§ **Assignment**
In how many lines of the listing below does the word "each" occur? Say only the number.

★ ★ ★ ★ ★

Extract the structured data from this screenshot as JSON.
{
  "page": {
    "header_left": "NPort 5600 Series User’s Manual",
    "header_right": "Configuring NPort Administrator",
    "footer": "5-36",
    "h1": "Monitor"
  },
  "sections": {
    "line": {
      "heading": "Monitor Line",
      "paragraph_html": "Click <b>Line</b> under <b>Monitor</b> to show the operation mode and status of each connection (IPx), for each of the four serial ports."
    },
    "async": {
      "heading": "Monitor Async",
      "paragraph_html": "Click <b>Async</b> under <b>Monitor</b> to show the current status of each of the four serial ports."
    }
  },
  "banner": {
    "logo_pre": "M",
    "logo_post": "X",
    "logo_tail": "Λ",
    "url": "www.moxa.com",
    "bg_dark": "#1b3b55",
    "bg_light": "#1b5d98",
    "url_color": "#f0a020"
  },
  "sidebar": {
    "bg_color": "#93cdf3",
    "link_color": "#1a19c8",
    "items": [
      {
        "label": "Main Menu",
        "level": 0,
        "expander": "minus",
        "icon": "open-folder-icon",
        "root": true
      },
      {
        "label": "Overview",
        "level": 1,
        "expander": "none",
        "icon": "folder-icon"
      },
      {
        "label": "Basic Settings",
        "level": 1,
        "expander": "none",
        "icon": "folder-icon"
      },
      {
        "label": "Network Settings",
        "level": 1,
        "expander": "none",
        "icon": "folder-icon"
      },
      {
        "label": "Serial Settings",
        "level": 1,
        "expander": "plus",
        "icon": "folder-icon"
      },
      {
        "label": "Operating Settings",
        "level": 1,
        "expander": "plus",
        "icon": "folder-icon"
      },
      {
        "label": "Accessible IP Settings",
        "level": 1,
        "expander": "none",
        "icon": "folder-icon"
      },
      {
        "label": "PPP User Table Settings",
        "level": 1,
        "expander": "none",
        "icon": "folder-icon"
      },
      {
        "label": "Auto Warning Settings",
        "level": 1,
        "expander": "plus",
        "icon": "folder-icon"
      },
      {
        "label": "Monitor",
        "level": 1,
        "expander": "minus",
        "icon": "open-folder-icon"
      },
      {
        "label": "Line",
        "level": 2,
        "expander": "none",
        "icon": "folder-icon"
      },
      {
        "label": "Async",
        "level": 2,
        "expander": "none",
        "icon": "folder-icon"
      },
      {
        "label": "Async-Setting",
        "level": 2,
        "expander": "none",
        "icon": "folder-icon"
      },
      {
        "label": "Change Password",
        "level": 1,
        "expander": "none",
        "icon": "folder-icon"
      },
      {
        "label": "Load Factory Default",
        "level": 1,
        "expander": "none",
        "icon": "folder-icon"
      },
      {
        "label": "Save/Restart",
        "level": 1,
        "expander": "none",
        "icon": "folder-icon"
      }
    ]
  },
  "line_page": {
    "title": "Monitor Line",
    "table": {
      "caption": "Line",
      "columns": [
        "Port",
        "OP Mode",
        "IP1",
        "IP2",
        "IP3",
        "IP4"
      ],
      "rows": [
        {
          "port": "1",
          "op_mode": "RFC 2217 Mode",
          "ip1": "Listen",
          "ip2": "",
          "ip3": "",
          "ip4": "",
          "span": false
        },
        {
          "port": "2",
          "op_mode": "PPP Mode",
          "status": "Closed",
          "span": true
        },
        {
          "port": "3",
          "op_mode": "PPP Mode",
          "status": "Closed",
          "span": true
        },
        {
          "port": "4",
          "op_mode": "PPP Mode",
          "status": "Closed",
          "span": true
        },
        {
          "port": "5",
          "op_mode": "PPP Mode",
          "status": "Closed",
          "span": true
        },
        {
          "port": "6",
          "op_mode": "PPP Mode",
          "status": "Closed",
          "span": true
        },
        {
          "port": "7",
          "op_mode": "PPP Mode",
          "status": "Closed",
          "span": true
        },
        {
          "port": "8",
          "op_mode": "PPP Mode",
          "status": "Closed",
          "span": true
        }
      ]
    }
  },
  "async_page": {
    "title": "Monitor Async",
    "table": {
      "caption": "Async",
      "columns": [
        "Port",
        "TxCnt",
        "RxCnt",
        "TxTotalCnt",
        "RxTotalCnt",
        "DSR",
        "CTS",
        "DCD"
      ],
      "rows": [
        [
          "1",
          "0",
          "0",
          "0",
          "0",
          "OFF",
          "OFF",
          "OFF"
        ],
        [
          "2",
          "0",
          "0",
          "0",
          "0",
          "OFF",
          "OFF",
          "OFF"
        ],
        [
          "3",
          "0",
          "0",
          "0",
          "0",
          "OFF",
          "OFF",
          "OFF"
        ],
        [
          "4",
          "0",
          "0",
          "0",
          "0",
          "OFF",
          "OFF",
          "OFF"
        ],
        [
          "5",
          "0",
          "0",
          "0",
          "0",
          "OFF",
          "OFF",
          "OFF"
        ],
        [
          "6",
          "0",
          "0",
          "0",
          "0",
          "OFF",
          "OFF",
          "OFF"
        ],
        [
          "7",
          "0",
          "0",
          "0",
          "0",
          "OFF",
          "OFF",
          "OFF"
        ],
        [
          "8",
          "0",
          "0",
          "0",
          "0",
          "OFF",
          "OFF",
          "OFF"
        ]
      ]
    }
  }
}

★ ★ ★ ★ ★

§ **The completed task**
2